If London wishes to remain Europe’s tech capital, the UK government should introduce exceptional talent visas in order to plug the skills gap in the tech and media sectors, it is claimed.

Plans by the government to restrict non-European Union migration could exacerbate the existing skills gap, with 45% of tech city businesses seeing the lack of skilled workers as the key challenge to London staying at the top of the tech league tables.


According to Media and Technology IQ, the latest report by Colliers International, global real estate advisors, despite high costs for established and start up tech companies, London has retained its edge throughout the economic downturn against fierce and growing competition from Berlin and Dublin as well as ambitious Nordic cities and Central Eastern markets in Poland, Slovakia and Hungary.

Over 46% of new leases in London’s West End during 2013 were from the tech and media sector. Although tech businesses are now becoming more driven by availability than the need to be in the most sought after areas.

‘Given the importance of the media and tech sectors to UK plc, it is astonishing that the government is not doing more to allow skilled migrants from outside the EU to come to this country,’ said Guy Grantham, head of offices research at Colliers International.

‘There is no doubt that enticing the likes of Facebook, Google and Cisco to Tech City has been transformative. But reality bites and Berlin, with Germany’s simplification of non-EU migration for skilled workers, lays down a challenge to expensive and space restrained London,’ he pointed out.

‘The stakes are high for the capital. Smaller startups become global tech players with sizeable tax revenues. We need innovative businesses in the UK and these businesses require world leading, skilled innovators,’ he added.

According to Craig Satchwell, head of EMEA offices at Colliers International, activity levels by media and technology companies around the globe have exploded recently and the sector is now the most important and prominent business area in the world, influencing every other sector.
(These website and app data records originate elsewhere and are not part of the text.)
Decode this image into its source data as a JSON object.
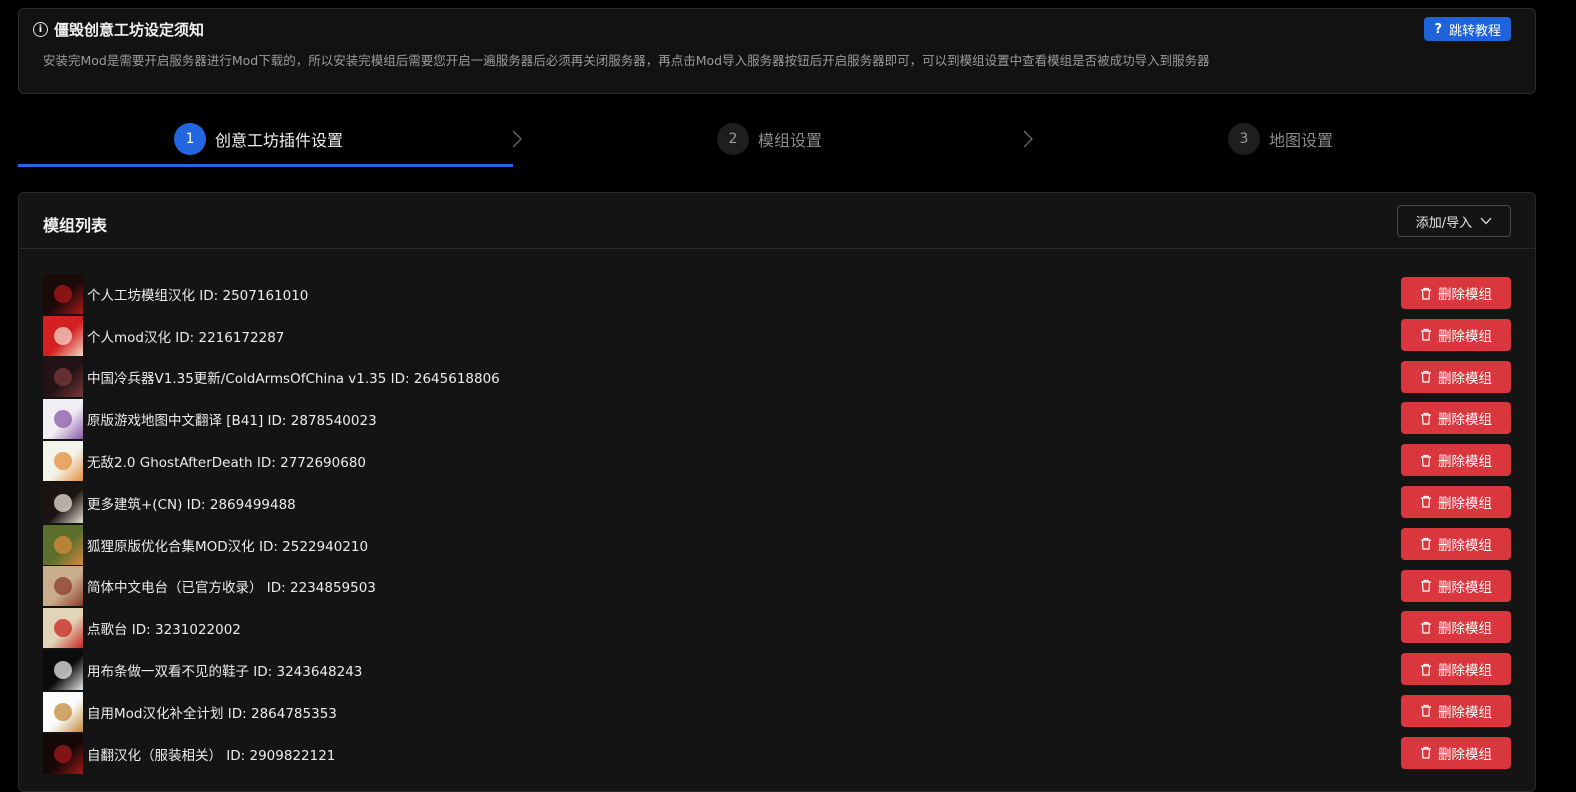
{
  "notice": {
    "title": "僵毁创意工坊设定须知",
    "description": "安装完Mod是需要开启服务器进行Mod下载的，所以安装完模组后需要您开启一遍服务器后必须再关闭服务器，再点击Mod导入服务器按钮后开启服务器即可，可以到模组设置中查看模组是否被成功导入到服务器",
    "tutorial_button": "跳转教程",
    "info_icon": "info-icon",
    "help_icon": "question-icon"
  },
  "steps": [
    {
      "number": "1",
      "label": "创意工坊插件设置",
      "active": true
    },
    {
      "number": "2",
      "label": "模组设置",
      "active": false
    },
    {
      "number": "3",
      "label": "地图设置",
      "active": false
    }
  ],
  "panel": {
    "title": "模组列表",
    "add_button": "添加/导入"
  },
  "delete_label": "删除模组",
  "mods": [
    {
      "name": "个人工坊模组汉化 ID: 2507161010",
      "thumb_color": "#1a0a0a",
      "thumb_accent": "#b01818"
    },
    {
      "name": "个人mod汉化 ID: 2216172287",
      "thumb_color": "#d42020",
      "thumb_accent": "#f3d6c6"
    },
    {
      "name": "中国冷兵器V1.35更新/ColdArmsOfChina v1.35 ID: 2645618806",
      "thumb_color": "#231316",
      "thumb_accent": "#7a3838"
    },
    {
      "name": "原版游戏地图中文翻译 [B41] ID: 2878540023",
      "thumb_color": "#f1eef3",
      "thumb_accent": "#8a58a8"
    },
    {
      "name": "无敌2.0 GhostAfterDeath ID: 2772690680",
      "thumb_color": "#f2f4ec",
      "thumb_accent": "#e58e3a"
    },
    {
      "name": "更多建筑+(CN) ID: 2869499488",
      "thumb_color": "#1b1412",
      "thumb_accent": "#e8e3d6"
    },
    {
      "name": "狐狸原版优化合集MOD汉化 ID: 2522940210",
      "thumb_color": "#5b6e2c",
      "thumb_accent": "#d9893a"
    },
    {
      "name": "简体中文电台（已官方收录） ID: 2234859503",
      "thumb_color": "#c9ad8a",
      "thumb_accent": "#8b3c2c"
    },
    {
      "name": "点歌台 ID: 3231022002",
      "thumb_color": "#e2d4b9",
      "thumb_accent": "#c8261f"
    },
    {
      "name": "用布条做一双看不见的鞋子 ID: 3243648243",
      "thumb_color": "#0c0c0c",
      "thumb_accent": "#e8e8e8"
    },
    {
      "name": "自用Mod汉化补全计划 ID: 2864785353",
      "thumb_color": "#fbfbfb",
      "thumb_accent": "#c28a3a"
    },
    {
      "name": "自翻汉化（服装相关） ID: 2909822121",
      "thumb_color": "#140808",
      "thumb_accent": "#a61818"
    }
  ]
}
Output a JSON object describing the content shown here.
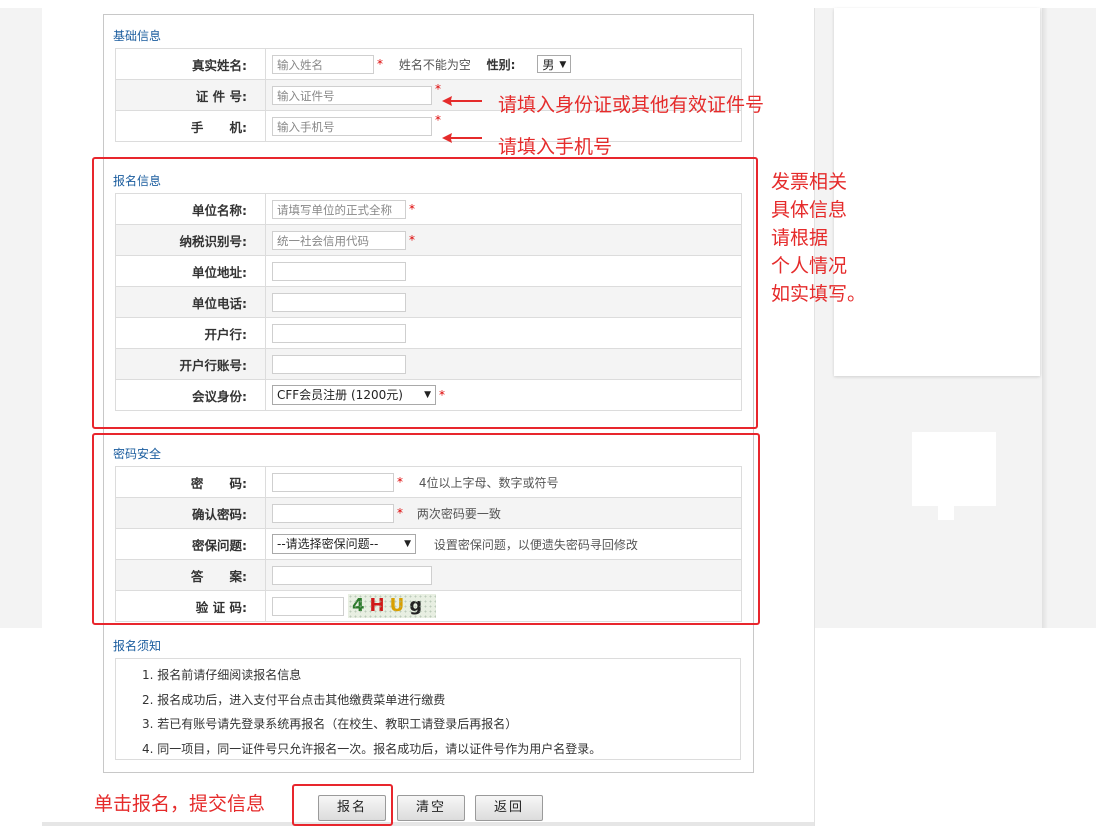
{
  "basic": {
    "title": "基础信息",
    "name_label": "真实姓名:",
    "name_placeholder": "输入姓名",
    "name_hint": "姓名不能为空",
    "gender_label": "性别:",
    "gender_value": "男",
    "id_label": "证 件 号:",
    "id_placeholder": "输入证件号",
    "phone_label": "手      机:",
    "phone_placeholder": "输入手机号"
  },
  "registration": {
    "title": "报名信息",
    "unit_name_label": "单位名称:",
    "unit_name_placeholder": "请填写单位的正式全称",
    "tax_id_label": "纳税识别号:",
    "tax_id_placeholder": "统一社会信用代码",
    "unit_address_label": "单位地址:",
    "unit_phone_label": "单位电话:",
    "bank_label": "开户行:",
    "bank_account_label": "开户行账号:",
    "role_label": "会议身份:",
    "role_value": "CFF会员注册 (1200元)"
  },
  "security": {
    "title": "密码安全",
    "password_label": "密      码:",
    "password_hint": "4位以上字母、数字或符号",
    "confirm_label": "确认密码:",
    "confirm_hint": "两次密码要一致",
    "question_label": "密保问题:",
    "question_value": "--请选择密保问题--",
    "question_hint": "设置密保问题，以便遗失密码寻回修改",
    "answer_label": "答      案:",
    "captcha_label": "验 证 码:",
    "captcha_text": [
      "4",
      "H",
      "U",
      "g"
    ]
  },
  "notice": {
    "title": "报名须知",
    "items": [
      "1.  报名前请仔细阅读报名信息",
      "2.  报名成功后，进入支付平台点击其他缴费菜单进行缴费",
      "3.  若已有账号请先登录系统再报名（在校生、教职工请登录后再报名）",
      "4.  同一项目，同一证件号只允许报名一次。报名成功后，请以证件号作为用户名登录。"
    ]
  },
  "buttons": {
    "submit": "报名",
    "clear": "清空",
    "back": "返回"
  },
  "annotations": {
    "id_note": "请填入身份证或其他有效证件号",
    "phone_note": "请填入手机号",
    "invoice_note": [
      "发票相关",
      "具体信息",
      "请根据",
      "个人情况",
      "如实填写。"
    ],
    "submit_note": "单击报名，提交信息"
  },
  "colors": {
    "annotation_red": "#e52b2b",
    "section_title_blue": "#1a5c9e",
    "required_star": "#dd0000"
  }
}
‘It is essential that London can accommodate media and technology employment growth levels, set to rise by almost 20% by 2020. To achieve this we must deliver circa 4.5 million square feet of new office space needed to house the new headcount of 75,000 individuals, hot desking and virtual working space,’ he said.